____ DATA EXTRACTS
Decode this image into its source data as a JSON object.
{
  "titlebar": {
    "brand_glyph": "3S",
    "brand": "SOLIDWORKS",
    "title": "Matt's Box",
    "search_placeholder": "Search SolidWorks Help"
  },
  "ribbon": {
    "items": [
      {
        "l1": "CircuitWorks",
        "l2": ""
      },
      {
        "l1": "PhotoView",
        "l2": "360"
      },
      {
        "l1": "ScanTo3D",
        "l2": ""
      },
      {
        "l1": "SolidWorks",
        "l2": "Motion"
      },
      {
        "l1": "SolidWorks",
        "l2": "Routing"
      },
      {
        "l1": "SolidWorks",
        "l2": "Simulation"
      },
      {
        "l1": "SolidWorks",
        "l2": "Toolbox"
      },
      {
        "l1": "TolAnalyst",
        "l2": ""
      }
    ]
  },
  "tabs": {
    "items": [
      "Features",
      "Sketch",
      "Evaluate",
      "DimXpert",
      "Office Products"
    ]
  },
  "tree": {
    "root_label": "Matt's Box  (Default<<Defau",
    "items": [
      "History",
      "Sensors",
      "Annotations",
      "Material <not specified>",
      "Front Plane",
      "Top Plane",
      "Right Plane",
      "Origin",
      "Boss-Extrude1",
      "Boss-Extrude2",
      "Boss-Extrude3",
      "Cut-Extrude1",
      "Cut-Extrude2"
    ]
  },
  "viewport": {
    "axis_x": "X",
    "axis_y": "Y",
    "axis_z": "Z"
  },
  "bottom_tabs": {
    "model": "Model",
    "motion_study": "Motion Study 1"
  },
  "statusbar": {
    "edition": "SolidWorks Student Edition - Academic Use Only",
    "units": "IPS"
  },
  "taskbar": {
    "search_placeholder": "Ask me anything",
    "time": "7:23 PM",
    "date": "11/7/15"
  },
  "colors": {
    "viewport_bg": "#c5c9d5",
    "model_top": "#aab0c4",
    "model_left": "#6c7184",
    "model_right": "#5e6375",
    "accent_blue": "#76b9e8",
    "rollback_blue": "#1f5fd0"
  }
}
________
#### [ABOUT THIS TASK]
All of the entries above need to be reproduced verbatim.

#### [ANSWER SECTION]
Decode this image into its source data as a JSON object.
{
  "titlebar": {
    "brand_glyph": "3S",
    "brand": "SOLIDWORKS",
    "title": "Matt's Box",
    "search_placeholder": "Search SolidWorks Help"
  },
  "ribbon": {
    "items": [
      {
        "l1": "CircuitWorks",
        "l2": ""
      },
      {
        "l1": "PhotoView",
        "l2": "360"
      },
      {
        "l1": "ScanTo3D",
        "l2": ""
      },
      {
        "l1": "SolidWorks",
        "l2": "Motion"
      },
      {
        "l1": "SolidWorks",
        "l2": "Routing"
      },
      {
        "l1": "SolidWorks",
        "l2": "Simulation"
      },
      {
        "l1": "SolidWorks",
        "l2": "Toolbox"
      },
      {
        "l1": "TolAnalyst",
        "l2": ""
      }
    ]
  },
  "tabs": {
    "items": [
      "Features",
      "Sketch",
      "Evaluate",
      "DimXpert",
      "Office Products"
    ]
  },
  "tree": {
    "root_label": "Matt's Box  (Default<<Defau",
    "items": [
      "History",
      "Sensors",
      "Annotations",
      "Material <not specified>",
      "Front Plane",
      "Top Plane",
      "Right Plane",
      "Origin",
      "Boss-Extrude1",
      "Boss-Extrude2",
      "Boss-Extrude3",
      "Cut-Extrude1",
      "Cut-Extrude2"
    ]
  },
  "viewport": {
    "axis_x": "X",
    "axis_y": "Y",
    "axis_z": "Z"
  },
  "bottom_tabs": {
    "model": "Model",
    "motion_study": "Motion Study 1"
  },
  "statusbar": {
    "edition": "SolidWorks Student Edition - Academic Use Only",
    "units": "IPS"
  },
  "taskbar": {
    "search_placeholder": "Ask me anything",
    "time": "7:23 PM",
    "date": "11/7/15"
  },
  "colors": {
    "viewport_bg": "#c5c9d5",
    "model_top": "#aab0c4",
    "model_left": "#6c7184",
    "model_right": "#5e6375",
    "accent_blue": "#76b9e8",
    "rollback_blue": "#1f5fd0"
  }
}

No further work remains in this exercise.